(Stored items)
-*-*-

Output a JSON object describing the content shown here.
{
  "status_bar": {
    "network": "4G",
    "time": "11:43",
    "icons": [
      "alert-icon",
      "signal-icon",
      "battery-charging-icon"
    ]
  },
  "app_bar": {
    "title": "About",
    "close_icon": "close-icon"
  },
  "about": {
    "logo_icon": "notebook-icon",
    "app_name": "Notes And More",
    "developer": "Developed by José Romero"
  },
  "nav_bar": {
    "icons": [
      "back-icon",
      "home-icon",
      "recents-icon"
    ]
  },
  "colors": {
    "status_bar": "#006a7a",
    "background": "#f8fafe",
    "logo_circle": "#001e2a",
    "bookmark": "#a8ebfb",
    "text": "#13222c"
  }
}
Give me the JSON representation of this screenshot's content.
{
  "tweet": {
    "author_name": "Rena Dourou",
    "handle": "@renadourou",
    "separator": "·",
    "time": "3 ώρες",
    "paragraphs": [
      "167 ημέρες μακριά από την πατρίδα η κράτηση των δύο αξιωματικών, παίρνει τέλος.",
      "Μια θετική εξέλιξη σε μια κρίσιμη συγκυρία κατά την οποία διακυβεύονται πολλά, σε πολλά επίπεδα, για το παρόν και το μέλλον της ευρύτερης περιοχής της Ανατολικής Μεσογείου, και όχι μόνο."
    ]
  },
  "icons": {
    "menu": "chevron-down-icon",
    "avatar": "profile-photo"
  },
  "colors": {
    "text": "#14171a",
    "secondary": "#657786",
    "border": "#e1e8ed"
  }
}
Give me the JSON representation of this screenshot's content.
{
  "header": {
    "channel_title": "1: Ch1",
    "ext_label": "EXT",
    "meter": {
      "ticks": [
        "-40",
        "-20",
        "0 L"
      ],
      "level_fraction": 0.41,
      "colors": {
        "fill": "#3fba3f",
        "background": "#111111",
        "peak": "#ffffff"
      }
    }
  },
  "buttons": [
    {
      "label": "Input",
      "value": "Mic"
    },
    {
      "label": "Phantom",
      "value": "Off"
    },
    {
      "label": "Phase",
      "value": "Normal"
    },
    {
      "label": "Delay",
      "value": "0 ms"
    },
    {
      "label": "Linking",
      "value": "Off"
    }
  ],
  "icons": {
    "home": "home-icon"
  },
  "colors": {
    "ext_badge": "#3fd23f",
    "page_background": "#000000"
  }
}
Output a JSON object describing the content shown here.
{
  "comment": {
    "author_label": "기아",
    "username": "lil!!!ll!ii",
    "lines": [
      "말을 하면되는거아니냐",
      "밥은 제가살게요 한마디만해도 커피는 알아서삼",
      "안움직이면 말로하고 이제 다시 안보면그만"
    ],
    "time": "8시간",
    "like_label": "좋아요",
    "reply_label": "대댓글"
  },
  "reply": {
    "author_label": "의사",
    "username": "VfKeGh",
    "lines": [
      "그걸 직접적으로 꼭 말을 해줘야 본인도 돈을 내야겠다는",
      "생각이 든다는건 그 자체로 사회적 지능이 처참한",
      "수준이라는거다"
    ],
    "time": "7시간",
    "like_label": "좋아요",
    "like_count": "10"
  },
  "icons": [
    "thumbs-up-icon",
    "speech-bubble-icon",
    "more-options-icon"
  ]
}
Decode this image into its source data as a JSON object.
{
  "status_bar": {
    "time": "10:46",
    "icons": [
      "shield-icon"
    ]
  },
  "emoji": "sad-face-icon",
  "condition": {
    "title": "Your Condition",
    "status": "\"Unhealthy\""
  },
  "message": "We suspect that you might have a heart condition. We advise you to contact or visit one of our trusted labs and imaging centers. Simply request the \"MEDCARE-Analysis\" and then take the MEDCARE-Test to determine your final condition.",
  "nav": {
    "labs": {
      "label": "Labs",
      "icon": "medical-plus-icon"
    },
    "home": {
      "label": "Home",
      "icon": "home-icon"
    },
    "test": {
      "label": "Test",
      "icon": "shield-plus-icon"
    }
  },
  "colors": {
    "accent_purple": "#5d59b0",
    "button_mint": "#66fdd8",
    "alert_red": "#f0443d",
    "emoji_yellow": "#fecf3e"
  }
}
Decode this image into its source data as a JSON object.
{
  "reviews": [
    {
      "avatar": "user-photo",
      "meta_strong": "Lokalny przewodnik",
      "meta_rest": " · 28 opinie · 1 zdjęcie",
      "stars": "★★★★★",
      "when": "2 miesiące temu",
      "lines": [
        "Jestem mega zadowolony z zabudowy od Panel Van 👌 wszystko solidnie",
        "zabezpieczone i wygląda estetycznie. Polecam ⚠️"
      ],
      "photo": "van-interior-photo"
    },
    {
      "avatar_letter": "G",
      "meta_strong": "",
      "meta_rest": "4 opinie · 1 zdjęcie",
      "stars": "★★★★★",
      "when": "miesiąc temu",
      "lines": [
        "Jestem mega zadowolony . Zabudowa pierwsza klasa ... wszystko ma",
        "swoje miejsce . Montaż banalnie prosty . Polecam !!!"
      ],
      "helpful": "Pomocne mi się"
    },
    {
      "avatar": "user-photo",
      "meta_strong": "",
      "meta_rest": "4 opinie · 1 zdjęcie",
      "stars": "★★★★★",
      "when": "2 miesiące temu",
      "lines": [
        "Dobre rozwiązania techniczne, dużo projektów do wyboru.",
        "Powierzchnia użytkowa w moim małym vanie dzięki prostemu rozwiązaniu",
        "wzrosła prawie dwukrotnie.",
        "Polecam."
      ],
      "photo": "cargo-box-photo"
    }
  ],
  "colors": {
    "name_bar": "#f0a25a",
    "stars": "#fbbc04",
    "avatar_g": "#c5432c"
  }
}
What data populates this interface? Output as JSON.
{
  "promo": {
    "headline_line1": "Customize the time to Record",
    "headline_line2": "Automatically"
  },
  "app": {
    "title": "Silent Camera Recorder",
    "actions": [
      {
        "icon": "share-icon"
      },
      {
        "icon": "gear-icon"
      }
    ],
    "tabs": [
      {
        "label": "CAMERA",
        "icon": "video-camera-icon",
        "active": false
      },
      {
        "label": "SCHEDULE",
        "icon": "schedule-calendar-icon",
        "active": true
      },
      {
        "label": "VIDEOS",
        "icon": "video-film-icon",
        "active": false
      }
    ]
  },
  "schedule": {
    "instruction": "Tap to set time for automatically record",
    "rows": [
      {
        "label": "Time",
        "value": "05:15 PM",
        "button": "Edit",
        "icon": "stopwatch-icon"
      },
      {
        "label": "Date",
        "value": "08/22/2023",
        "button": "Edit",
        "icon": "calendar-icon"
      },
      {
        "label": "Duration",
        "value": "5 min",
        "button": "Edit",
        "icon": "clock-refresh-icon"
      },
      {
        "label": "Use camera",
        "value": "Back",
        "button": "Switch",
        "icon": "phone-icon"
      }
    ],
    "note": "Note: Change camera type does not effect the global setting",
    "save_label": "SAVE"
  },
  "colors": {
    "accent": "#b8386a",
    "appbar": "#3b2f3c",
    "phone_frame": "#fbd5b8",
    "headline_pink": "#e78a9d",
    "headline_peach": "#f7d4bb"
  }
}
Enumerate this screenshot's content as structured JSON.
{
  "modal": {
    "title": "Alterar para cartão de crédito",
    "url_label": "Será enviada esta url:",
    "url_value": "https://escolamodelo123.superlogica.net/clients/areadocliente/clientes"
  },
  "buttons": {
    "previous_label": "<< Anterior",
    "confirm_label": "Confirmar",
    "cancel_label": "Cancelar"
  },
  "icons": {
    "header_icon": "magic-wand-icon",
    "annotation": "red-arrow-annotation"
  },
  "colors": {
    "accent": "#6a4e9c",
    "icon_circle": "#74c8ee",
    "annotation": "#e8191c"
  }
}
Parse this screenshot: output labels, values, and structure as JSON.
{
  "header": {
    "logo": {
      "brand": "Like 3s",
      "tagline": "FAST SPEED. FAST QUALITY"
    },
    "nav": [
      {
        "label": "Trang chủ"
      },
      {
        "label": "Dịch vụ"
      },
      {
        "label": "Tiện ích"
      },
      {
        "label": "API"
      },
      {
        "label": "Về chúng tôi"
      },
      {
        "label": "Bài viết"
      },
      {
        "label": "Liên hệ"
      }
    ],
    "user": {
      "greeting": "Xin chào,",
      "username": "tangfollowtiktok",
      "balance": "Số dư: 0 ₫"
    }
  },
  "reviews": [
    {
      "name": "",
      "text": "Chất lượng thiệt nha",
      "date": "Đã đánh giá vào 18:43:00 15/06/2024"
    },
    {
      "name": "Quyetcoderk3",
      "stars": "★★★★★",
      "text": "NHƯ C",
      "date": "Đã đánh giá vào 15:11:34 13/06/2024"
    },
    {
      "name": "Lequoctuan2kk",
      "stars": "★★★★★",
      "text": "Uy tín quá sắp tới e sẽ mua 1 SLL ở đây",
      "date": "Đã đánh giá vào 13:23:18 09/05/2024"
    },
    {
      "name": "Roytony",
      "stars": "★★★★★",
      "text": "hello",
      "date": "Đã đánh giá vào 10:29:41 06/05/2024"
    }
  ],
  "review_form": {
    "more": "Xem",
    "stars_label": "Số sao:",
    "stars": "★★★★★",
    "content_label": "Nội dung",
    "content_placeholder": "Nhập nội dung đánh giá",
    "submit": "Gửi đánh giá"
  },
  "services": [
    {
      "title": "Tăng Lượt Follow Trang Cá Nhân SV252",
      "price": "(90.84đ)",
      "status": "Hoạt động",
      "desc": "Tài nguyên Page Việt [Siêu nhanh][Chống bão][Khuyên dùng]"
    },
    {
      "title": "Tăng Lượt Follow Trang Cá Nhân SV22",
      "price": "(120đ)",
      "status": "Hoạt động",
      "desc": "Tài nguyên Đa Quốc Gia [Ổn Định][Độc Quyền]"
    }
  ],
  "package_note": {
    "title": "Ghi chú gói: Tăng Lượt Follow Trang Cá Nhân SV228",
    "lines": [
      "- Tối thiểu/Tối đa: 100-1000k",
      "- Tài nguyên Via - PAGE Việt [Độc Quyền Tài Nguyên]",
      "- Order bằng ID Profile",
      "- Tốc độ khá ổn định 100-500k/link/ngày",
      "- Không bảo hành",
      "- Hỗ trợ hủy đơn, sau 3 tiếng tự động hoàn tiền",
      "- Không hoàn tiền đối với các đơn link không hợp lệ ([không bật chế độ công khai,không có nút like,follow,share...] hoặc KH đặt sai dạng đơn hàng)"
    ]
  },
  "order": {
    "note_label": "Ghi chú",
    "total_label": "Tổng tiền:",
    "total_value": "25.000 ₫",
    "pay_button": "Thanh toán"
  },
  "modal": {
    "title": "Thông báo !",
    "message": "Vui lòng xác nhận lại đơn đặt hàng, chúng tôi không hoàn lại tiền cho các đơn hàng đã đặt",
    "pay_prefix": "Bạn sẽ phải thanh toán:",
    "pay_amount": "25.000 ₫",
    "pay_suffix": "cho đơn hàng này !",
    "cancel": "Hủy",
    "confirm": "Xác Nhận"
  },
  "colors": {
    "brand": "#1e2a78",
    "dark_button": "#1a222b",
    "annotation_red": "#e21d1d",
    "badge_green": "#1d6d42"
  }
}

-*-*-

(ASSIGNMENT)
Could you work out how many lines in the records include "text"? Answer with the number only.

(SOLUTION TO THIS TASK)
6